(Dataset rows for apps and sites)
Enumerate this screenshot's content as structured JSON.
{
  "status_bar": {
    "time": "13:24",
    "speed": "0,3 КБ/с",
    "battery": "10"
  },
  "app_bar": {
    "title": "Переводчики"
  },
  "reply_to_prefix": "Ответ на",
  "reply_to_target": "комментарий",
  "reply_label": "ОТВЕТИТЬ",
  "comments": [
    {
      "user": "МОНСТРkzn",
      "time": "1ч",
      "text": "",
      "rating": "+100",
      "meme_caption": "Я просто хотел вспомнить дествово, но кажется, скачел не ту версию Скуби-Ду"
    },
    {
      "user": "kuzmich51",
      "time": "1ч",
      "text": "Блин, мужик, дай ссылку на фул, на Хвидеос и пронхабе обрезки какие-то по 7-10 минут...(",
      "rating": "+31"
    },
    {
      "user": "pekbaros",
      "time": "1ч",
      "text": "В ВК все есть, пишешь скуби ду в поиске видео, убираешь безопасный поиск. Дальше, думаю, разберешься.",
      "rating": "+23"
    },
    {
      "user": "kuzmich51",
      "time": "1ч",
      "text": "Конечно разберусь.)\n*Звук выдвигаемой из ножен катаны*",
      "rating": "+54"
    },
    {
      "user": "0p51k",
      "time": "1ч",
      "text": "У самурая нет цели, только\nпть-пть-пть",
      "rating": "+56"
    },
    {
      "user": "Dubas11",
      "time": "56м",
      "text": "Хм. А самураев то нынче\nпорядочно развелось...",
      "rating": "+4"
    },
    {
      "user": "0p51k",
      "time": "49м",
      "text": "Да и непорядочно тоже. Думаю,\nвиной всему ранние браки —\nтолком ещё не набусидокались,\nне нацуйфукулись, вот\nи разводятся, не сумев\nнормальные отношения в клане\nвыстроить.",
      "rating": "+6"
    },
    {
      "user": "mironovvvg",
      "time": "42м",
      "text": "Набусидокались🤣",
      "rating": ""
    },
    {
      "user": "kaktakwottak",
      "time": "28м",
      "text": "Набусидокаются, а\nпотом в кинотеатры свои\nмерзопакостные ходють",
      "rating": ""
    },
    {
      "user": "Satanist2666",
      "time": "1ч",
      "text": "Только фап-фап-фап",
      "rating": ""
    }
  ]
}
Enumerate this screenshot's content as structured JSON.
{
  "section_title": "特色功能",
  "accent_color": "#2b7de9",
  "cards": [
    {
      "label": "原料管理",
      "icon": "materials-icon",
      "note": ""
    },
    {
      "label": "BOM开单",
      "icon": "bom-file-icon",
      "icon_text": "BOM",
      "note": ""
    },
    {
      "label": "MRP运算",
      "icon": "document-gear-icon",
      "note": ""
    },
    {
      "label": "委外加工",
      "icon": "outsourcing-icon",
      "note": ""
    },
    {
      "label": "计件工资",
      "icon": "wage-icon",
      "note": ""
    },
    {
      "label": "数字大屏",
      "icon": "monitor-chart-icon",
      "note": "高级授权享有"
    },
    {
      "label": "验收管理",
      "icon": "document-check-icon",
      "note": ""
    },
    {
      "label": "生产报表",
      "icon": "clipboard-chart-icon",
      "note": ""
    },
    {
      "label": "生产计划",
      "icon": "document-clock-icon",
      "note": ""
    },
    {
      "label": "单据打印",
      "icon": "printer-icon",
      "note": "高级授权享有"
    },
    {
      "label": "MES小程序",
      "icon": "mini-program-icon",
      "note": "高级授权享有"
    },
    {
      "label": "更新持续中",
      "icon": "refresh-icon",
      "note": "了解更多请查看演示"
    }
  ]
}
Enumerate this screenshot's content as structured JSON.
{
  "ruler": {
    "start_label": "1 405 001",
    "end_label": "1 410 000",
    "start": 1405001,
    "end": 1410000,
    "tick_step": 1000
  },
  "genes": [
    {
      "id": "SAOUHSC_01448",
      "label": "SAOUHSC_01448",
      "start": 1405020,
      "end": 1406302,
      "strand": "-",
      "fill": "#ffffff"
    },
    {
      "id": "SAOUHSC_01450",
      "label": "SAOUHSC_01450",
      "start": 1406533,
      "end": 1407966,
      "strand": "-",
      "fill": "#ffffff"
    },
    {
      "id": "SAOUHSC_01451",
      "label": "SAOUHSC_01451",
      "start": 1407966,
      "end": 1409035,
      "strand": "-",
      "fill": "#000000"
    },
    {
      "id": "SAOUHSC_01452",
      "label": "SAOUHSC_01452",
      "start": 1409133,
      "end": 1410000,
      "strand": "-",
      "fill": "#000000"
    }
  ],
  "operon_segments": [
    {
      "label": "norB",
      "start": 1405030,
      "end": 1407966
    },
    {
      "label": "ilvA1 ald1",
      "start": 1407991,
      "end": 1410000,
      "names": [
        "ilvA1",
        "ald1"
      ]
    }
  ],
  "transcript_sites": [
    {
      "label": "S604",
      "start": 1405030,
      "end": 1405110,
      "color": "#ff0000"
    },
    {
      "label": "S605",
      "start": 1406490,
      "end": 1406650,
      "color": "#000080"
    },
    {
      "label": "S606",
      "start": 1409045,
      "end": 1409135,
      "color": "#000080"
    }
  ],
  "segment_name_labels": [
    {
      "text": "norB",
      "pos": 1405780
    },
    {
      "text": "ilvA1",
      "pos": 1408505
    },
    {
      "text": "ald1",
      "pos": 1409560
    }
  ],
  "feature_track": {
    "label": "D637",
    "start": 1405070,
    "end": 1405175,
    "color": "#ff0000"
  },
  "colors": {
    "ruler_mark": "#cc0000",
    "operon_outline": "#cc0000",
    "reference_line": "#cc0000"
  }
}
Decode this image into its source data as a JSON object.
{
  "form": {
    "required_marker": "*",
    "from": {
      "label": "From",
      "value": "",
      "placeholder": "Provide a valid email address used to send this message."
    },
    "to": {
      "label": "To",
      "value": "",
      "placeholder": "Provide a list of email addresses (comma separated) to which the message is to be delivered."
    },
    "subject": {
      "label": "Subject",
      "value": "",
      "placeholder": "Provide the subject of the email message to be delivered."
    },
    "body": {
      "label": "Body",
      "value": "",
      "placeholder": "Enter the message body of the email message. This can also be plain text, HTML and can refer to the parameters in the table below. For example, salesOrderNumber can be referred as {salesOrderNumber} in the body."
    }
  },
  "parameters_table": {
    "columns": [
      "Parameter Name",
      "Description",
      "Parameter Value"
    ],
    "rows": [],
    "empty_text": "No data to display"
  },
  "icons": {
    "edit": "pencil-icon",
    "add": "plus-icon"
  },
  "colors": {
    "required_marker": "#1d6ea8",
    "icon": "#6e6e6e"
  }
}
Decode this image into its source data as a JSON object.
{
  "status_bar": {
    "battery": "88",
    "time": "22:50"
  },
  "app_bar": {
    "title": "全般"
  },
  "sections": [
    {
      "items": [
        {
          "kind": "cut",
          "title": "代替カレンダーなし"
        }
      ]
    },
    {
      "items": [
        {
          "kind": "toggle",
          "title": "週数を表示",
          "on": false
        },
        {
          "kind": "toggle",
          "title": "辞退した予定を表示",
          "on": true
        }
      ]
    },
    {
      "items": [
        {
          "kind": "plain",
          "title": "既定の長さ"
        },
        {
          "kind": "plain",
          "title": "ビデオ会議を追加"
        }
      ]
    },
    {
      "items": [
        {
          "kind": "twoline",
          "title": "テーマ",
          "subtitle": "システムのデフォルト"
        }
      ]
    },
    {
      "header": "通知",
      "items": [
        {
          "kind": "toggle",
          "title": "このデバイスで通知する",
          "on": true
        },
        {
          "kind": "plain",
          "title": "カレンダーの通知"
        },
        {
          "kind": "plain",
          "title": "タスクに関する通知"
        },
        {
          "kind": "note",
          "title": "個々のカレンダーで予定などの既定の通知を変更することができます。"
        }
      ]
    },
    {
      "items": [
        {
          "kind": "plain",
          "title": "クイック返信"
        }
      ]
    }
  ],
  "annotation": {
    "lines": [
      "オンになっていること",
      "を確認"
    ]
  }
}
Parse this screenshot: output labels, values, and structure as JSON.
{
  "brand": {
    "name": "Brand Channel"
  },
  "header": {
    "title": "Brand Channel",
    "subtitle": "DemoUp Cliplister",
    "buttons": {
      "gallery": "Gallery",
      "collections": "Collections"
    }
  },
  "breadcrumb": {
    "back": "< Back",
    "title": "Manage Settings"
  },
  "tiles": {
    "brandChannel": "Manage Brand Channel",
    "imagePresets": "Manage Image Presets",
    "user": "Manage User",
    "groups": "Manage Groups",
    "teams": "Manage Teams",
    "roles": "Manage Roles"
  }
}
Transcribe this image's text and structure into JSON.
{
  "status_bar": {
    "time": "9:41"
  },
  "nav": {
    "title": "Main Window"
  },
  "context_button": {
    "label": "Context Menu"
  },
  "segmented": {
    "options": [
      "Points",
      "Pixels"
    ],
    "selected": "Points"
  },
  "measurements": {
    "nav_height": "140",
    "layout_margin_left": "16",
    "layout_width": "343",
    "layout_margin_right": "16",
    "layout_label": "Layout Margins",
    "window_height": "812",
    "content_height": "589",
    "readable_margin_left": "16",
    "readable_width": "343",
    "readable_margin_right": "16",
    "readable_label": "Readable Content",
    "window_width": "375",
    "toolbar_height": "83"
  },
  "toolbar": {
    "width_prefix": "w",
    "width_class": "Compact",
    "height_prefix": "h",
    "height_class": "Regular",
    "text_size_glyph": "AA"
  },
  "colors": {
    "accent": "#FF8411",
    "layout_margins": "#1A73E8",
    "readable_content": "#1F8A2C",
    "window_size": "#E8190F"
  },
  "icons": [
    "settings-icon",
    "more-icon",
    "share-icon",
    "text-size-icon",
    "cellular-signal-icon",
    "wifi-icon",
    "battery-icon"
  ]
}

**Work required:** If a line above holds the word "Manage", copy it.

**Reply to the exercise:**
    "title": "Manage Settings"
    "brandChannel": "Manage Brand Channel",
    "imagePresets": "Manage Image Presets",
    "user": "Manage User",
    "groups": "Manage Groups",
    "teams": "Manage Teams",
    "roles": "Manage Roles"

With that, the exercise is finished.